§ **THE PROBLEM**:
Work through the material below and tally the lines holding "your"; only the tally should be returned.
______________________________
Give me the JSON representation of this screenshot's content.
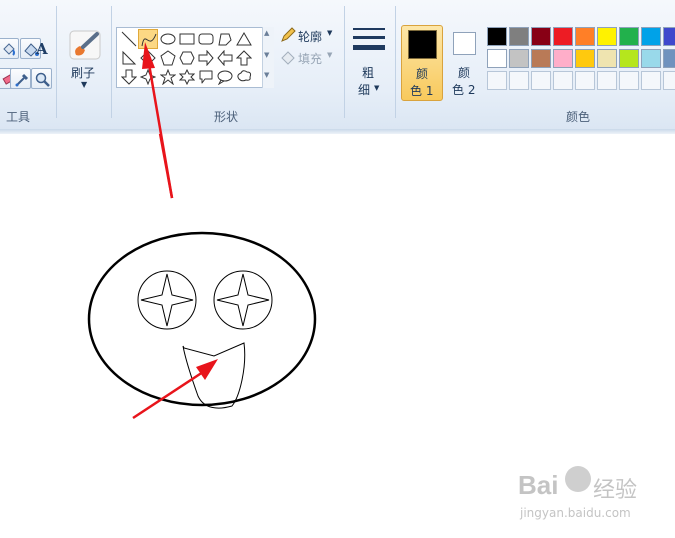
{
  "ribbon": {
    "groups": {
      "tools_label": "工具",
      "shapes_label": "形状",
      "colors_label": "颜色"
    },
    "brushes": {
      "label": "刷子"
    },
    "outline": {
      "label": "轮廓"
    },
    "fill": {
      "label": "填充"
    },
    "size": {
      "label_line1": "粗",
      "label_line2": "细"
    },
    "color1": {
      "label_line1": "颜",
      "label_line2": "色 1",
      "value": "#000000"
    },
    "color2": {
      "label_line1": "颜",
      "label_line2": "色 2",
      "value": "#ffffff"
    },
    "palette_row1": [
      "#000000",
      "#7f7f7f",
      "#880015",
      "#ed1c24",
      "#ff7f27",
      "#fff200",
      "#22b14c",
      "#00a2e8",
      "#3f48cc"
    ],
    "palette_row2": [
      "#ffffff",
      "#c3c3c3",
      "#b97a57",
      "#ffaec9",
      "#ffc90e",
      "#efe4b0",
      "#b5e61d",
      "#99d9ea",
      "#7092be"
    ]
  },
  "shapes": [
    "line",
    "curve",
    "oval",
    "rectangle",
    "rounded-rectangle",
    "polygon",
    "triangle",
    "scroll-up",
    "right-triangle",
    "diamond",
    "pentagon",
    "hexagon",
    "right-arrow",
    "left-arrow",
    "up-arrow",
    "down-arrow",
    "four-point-star",
    "five-point-star",
    "six-point-star",
    "rounded-callout",
    "oval-callout",
    "cloud-callout"
  ],
  "selected_shape": "curve",
  "accent_colors": {
    "annotation_arrow": "#e8141b",
    "selection": "#f8c95c"
  },
  "watermark": {
    "brand": "Bai",
    "brand2": "经验",
    "url": "jingyan.baidu.com"
  }
}
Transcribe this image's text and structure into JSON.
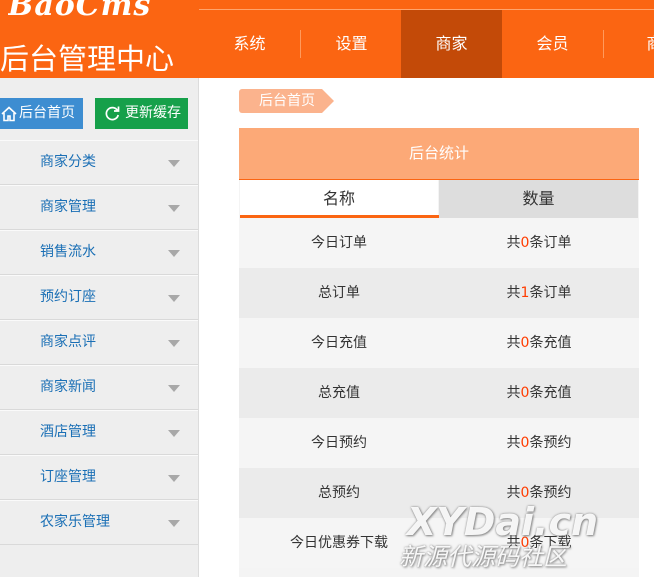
{
  "header": {
    "logo": "BaoCms",
    "title": "后台管理中心",
    "nav": [
      {
        "label": "系统"
      },
      {
        "label": "设置"
      },
      {
        "label": "商家",
        "active": true
      },
      {
        "label": "会员"
      },
      {
        "label": "商"
      }
    ]
  },
  "sidebar": {
    "home_button": {
      "label": "后台首页",
      "icon": "home-icon"
    },
    "cache_button": {
      "label": "更新缓存",
      "icon": "refresh-icon"
    },
    "menu": [
      {
        "label": "商家分类"
      },
      {
        "label": "商家管理"
      },
      {
        "label": "销售流水"
      },
      {
        "label": "预约订座"
      },
      {
        "label": "商家点评"
      },
      {
        "label": "商家新闻"
      },
      {
        "label": "酒店管理"
      },
      {
        "label": "订座管理"
      },
      {
        "label": "农家乐管理"
      }
    ]
  },
  "breadcrumb": {
    "label": "后台首页"
  },
  "stats": {
    "title": "后台统计",
    "columns": {
      "name": "名称",
      "count": "数量"
    },
    "rows": [
      {
        "name": "今日订单",
        "prefix": "共",
        "value": "0",
        "suffix": "条订单"
      },
      {
        "name": "总订单",
        "prefix": "共",
        "value": "1",
        "suffix": "条订单"
      },
      {
        "name": "今日充值",
        "prefix": "共",
        "value": "0",
        "suffix": "条充值"
      },
      {
        "name": "总充值",
        "prefix": "共",
        "value": "0",
        "suffix": "条充值"
      },
      {
        "name": "今日预约",
        "prefix": "共",
        "value": "0",
        "suffix": "条预约"
      },
      {
        "name": "总预约",
        "prefix": "共",
        "value": "0",
        "suffix": "条预约"
      },
      {
        "name": "今日优惠券下载",
        "prefix": "共",
        "value": "0",
        "suffix": "条下载"
      }
    ]
  },
  "watermark": {
    "line1": "XYDai.cn",
    "line2": "新源代源码社区"
  },
  "colors": {
    "brand_orange": "#fb6512",
    "nav_active": "#c34a08",
    "home_button": "#3d8dd1",
    "cache_button": "#16a04a",
    "menu_text": "#1a6fb5",
    "highlight_number": "#ff3c00"
  }
}
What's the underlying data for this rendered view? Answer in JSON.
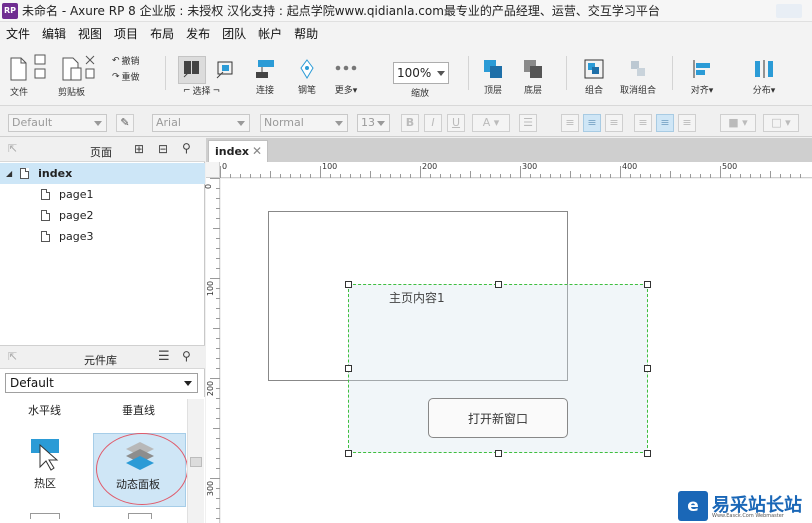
{
  "window": {
    "title": "未命名 - Axure RP 8 企业版 : 未授权 汉化支持 : 起点学院www.qidianla.com最专业的产品经理、运营、交互学习平台",
    "icon_text": "RP"
  },
  "menu": {
    "items": [
      "文件",
      "编辑",
      "视图",
      "项目",
      "布局",
      "发布",
      "团队",
      "帐户",
      "帮助"
    ]
  },
  "toolbar": {
    "file": "文件",
    "clipboard": "剪贴板",
    "undo": "撤销",
    "redo": "重做",
    "select": "选择",
    "connect": "连接",
    "pen": "钢笔",
    "more": "更多▾",
    "zoom_value": "100%",
    "zoom_label": "缩放",
    "top": "顶层",
    "bottom": "底层",
    "group": "组合",
    "ungroup": "取消组合",
    "align": "对齐▾",
    "distribute": "分布▾"
  },
  "format": {
    "style": "Default",
    "font": "Arial",
    "weight": "Normal",
    "size": "13"
  },
  "pages_panel": {
    "title": "页面",
    "root": "index",
    "children": [
      "page1",
      "page2",
      "page3"
    ]
  },
  "library_panel": {
    "title": "元件库",
    "selected_library": "Default",
    "widgets": {
      "hline": "水平线",
      "vline": "垂直线",
      "hotspot": "热区",
      "dynamic_panel": "动态面板"
    }
  },
  "canvas": {
    "tab": "index",
    "tab_close": "✕",
    "ruler_h": [
      "0",
      "100",
      "200",
      "300",
      "400",
      "500"
    ],
    "ruler_v": [
      "0",
      "100",
      "200",
      "300"
    ],
    "dynamic_text": "主页内容1",
    "open_button": "打开新窗口"
  },
  "watermark": {
    "logo": "e",
    "text": "易采站长站",
    "sub": "Www.Easck.Com  Webmaster"
  }
}
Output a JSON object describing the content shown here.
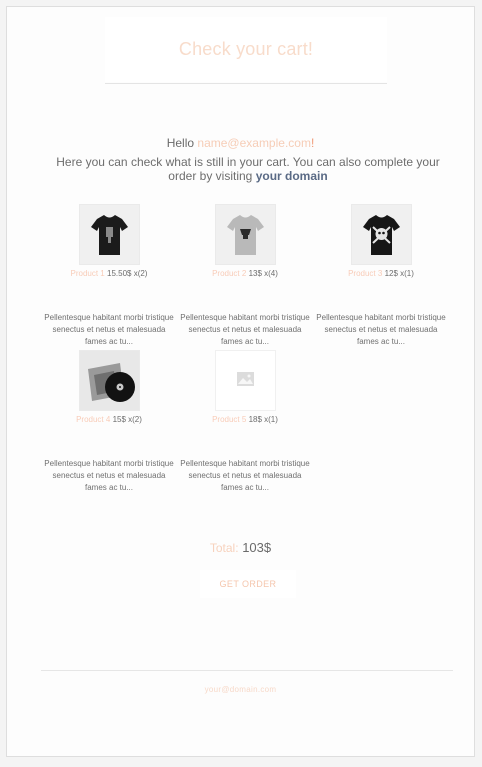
{
  "header": {
    "title": "Check your cart!"
  },
  "greeting": {
    "hello": "Hello",
    "email": "name@example.com",
    "exclaim": "!"
  },
  "intro": {
    "text": "Here you can check what is still in your cart. You can also complete your order by visiting",
    "link": "your domain"
  },
  "products": [
    {
      "name": "Product 1",
      "price": "15.50$ x(2)",
      "description": "Pellentesque habitant morbi tristique senectus et netus et malesuada fames ac tu...",
      "image_icon": "black-tshirt-icon"
    },
    {
      "name": "Product 2",
      "price": "13$ x(4)",
      "description": "Pellentesque habitant morbi tristique senectus et netus et malesuada fames ac tu...",
      "image_icon": "grey-tshirt-icon"
    },
    {
      "name": "Product 3",
      "price": "12$ x(1)",
      "description": "Pellentesque habitant morbi tristique senectus et netus et malesuada fames ac tu...",
      "image_icon": "black-skull-tshirt-icon"
    },
    {
      "name": "Product 4",
      "price": "15$ x(2)",
      "description": "Pellentesque habitant morbi tristique senectus et netus et malesuada fames ac tu...",
      "image_icon": "vinyl-record-icon"
    },
    {
      "name": "Product 5",
      "price": "18$ x(1)",
      "description": "Pellentesque habitant morbi tristique senectus et netus et malesuada fames ac tu...",
      "image_icon": "image-placeholder-icon"
    }
  ],
  "total": {
    "label": "Total:",
    "value": "103$"
  },
  "cta": {
    "label": "GET ORDER"
  },
  "footer": {
    "text": "your@domain.com"
  },
  "colors": {
    "accent": "#f6c9b2",
    "link": "#5a6a85",
    "text": "#6d6d6d"
  }
}
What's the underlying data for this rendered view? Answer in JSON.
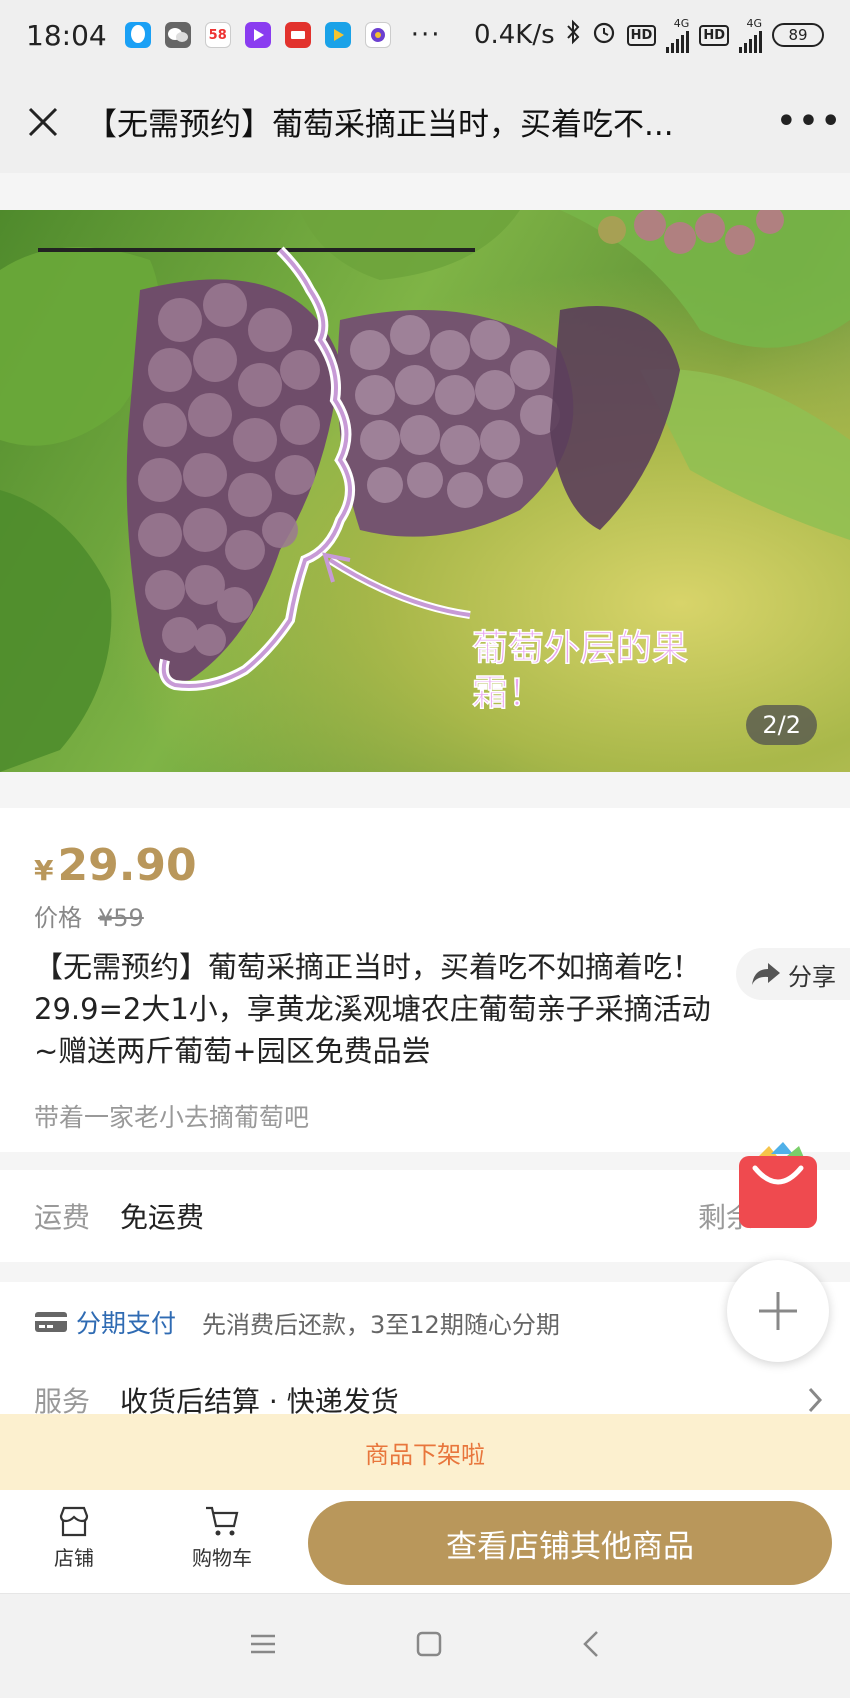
{
  "status_bar": {
    "time": "18:04",
    "net_speed": "0.4K/s",
    "hd1": "HD",
    "hd2": "HD",
    "net1": "4G",
    "net2": "4G",
    "battery": "89",
    "app_58": "58"
  },
  "titlebar": {
    "title": "【无需预约】葡萄采摘正当时，买着吃不..."
  },
  "hero": {
    "annotation_line1": "葡萄外层的果",
    "annotation_line2": "霜！",
    "pager": "2/2"
  },
  "product": {
    "currency": "¥",
    "price": "29.90",
    "orig_label": "价格",
    "orig_price": "¥59",
    "title": "【无需预约】葡萄采摘正当时，买着吃不如摘着吃！29.9=2大1小，享黄龙溪观塘农庄葡萄亲子采摘活动~赠送两斤葡萄+园区免费品尝",
    "subtitle": "带着一家老小去摘葡萄吧",
    "share_label": "分享"
  },
  "shipping": {
    "label": "运费",
    "value": "免运费",
    "remain": "剩余"
  },
  "installment": {
    "label": "分期支付",
    "desc": "先消费后还款，3至12期随心分期"
  },
  "service": {
    "label": "服务",
    "value": "收货后结算 · 快递发货"
  },
  "notice": {
    "off_shelf": "商品下架啦"
  },
  "action_bar": {
    "shop_label": "店铺",
    "cart_label": "购物车",
    "view_other": "查看店铺其他商品"
  },
  "colors": {
    "accent_gold": "#b9975b",
    "notice_bg": "#fcf0cf",
    "notice_text": "#e8763c",
    "link_blue": "#2f6bb3"
  }
}
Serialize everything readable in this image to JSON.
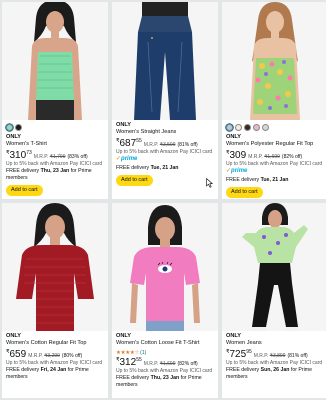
{
  "products": [
    {
      "brand": "ONLY",
      "title": "Women's T-Shirt",
      "swatches": [
        "#9ad8c6",
        "#1c1c1c"
      ],
      "price_symbol": "₹",
      "price_whole": "310",
      "price_fraction": "73",
      "mrp_label": "M.R.P.",
      "mrp": "₹1,799",
      "discount": "(83% off)",
      "offer": "Up to 5% back with Amazon Pay ICICI card",
      "delivery_prefix": "FREE delivery",
      "delivery_date": "Thu, 23 Jan",
      "delivery_suffix": "for Prime members",
      "cart_label": "Add to cart",
      "shirt_color": "#7fdca6"
    },
    {
      "brand": "ONLY",
      "title": "Women's Straight Jeans",
      "price_symbol": "₹",
      "price_whole": "687",
      "price_fraction": "55",
      "mrp_label": "M.R.P.",
      "mrp": "₹3,599",
      "discount": "(81% off)",
      "offer": "Up to 5% back with Amazon Pay ICICI card",
      "prime": "prime",
      "delivery_prefix": "FREE delivery",
      "delivery_date": "Tue, 21 Jan",
      "cart_label": "Add to cart",
      "shirt_color": "#1f3d6b"
    },
    {
      "brand": "ONLY",
      "title": "Women's Polyester Regular Fit Top",
      "swatches": [
        "#c8c0e6",
        "#f2ede0",
        "#3a2a1c",
        "#e7b7c7",
        "#d6d6d6"
      ],
      "price_symbol": "₹",
      "price_whole": "309",
      "price_fraction": "",
      "mrp_label": "M.R.P.",
      "mrp": "₹1,699",
      "discount": "(82% off)",
      "offer": "Up to 5% back with Amazon Pay ICICI card",
      "prime": "prime",
      "delivery_prefix": "FREE delivery",
      "delivery_date": "Tue, 21 Jan",
      "cart_label": "Add to cart",
      "shirt_color": "#9ed37a"
    },
    {
      "brand": "ONLY",
      "title": "Women's Cotton Regular Fit Top",
      "price_symbol": "₹",
      "price_whole": "659",
      "price_fraction": "",
      "mrp_label": "M.R.P.",
      "mrp": "₹3,299",
      "discount": "(80% off)",
      "offer": "Up to 5% back with Amazon Pay ICICI card",
      "delivery_prefix": "FREE delivery",
      "delivery_date": "Fri, 24 Jan",
      "delivery_suffix": "for Prime members",
      "shirt_color": "#a11a24"
    },
    {
      "brand": "ONLY",
      "title": "Women's Cotton Loose Fit T-Shirt",
      "rating": "★★★★☆",
      "rating_count": "(1)",
      "price_symbol": "₹",
      "price_whole": "312",
      "price_fraction": "55",
      "mrp_label": "M.R.P.",
      "mrp": "₹1,699",
      "discount": "(82% off)",
      "offer": "Up to 5% back with Amazon Pay ICICI card",
      "delivery_prefix": "FREE delivery",
      "delivery_date": "Thu, 23 Jan",
      "delivery_suffix": "for Prime members",
      "shirt_color": "#f27cc0"
    },
    {
      "brand": "ONLY",
      "title": "Women Jeans",
      "price_symbol": "₹",
      "price_whole": "725",
      "price_fraction": "95",
      "mrp_label": "M.R.P.",
      "mrp": "₹3,899",
      "discount": "(81% off)",
      "offer": "Up to 5% back with Amazon Pay ICICI card",
      "delivery_prefix": "FREE delivery",
      "delivery_date": "Sun, 26 Jan",
      "delivery_suffix": "for Prime members",
      "shirt_color": "#b9e3a4"
    }
  ]
}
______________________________
§ **EXERCISE ANSWER**:
4